vastly intelligent and utterly compelling biopic of Britain's most famous gangsters. When they weren't running shady protection rackets or inflicting horrific, gangland punishment on rival mobsters, the twin brothers contrarily made life generally safe for East Enders.
Writer Phillips Ridley and director Peter Medak shrewdly focus on the brothers complex personalities, showing their devotion as brothers to one another, their fierce loyalty to their mother and the rest of their family and their manically controlling and possessive hold over their lovers.
The film begins during World War 2 showing how the young Krays adapted to life in the East End during the war and some of the unscrupulous characters they met along the way as children which inevitably had some sort of psychological influence on them when they grew up.

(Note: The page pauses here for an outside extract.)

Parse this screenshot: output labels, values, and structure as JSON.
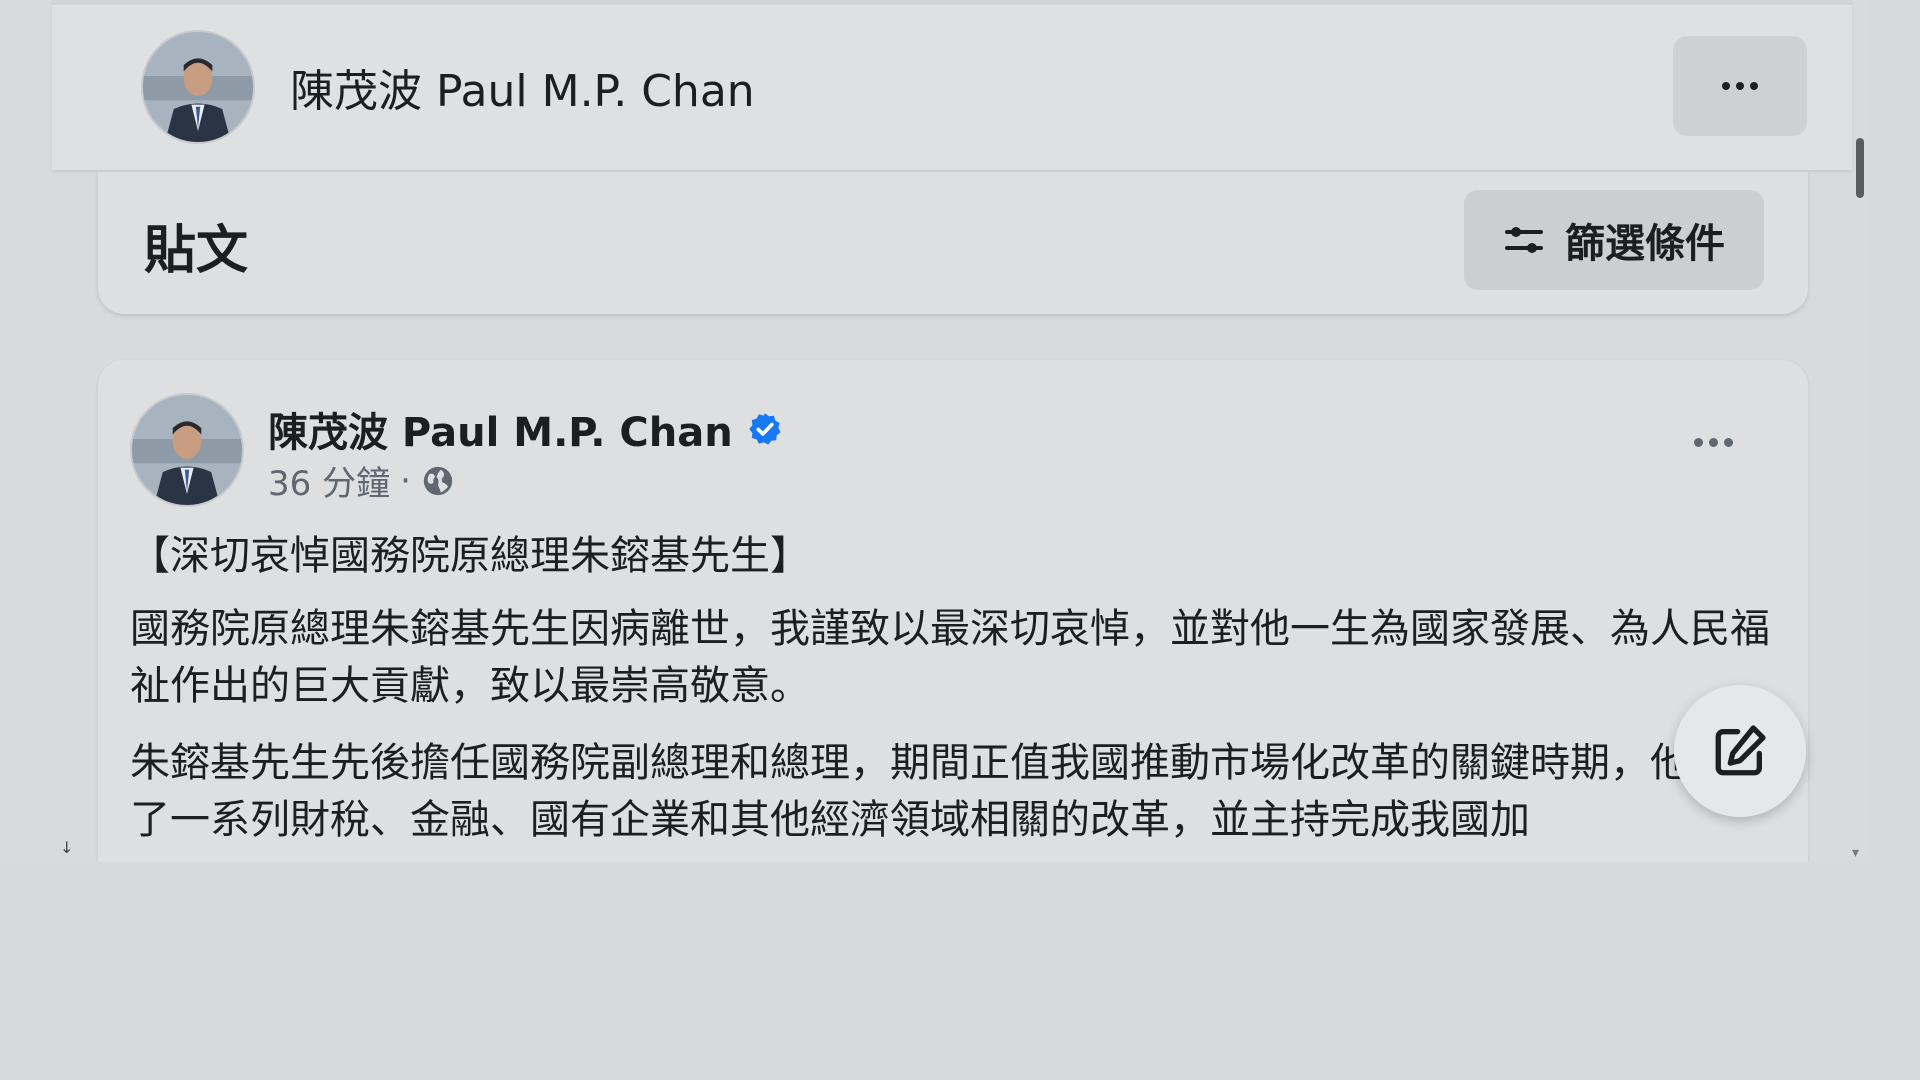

The film chronicles their rise as rulers of the underworld and complimenting the rich, fine dialogue are the films two leading actors - a fantastic turn from ex- Spandau ballet members and real-life brothers, Martin and Gary kemp. Both put in concentrated, naturalistic and convincing performances.
Billie Whitelaw shines as their mother (who went on to win an oscar for her performance as Best Supporting Actress). Never once does she shrink to stereotype which is always so easy the case in roles such as these.
The film evokes a tense atmosphere throughout, building on suspense as the Krays steadily build their empire with a string of nightclubs and their protection rackets.
Some of the violent occurences in the film are stomach churning such as where one of the Krays sticks a sword directly through a rival mobsters palm whilst the bloody climax is played out to perfection.
Supporting performances from the likes of Tom Bell as Jack "the hat" Mcvitie, Susan Fleetwood as Charlotte Cornwell May and Kate Hardie as Frances are all equally superb and effective, each biting into their roles with seemingly a vengenace and making the most of every scene they're in.
A must see film that is gripping from beginning through to the bitter end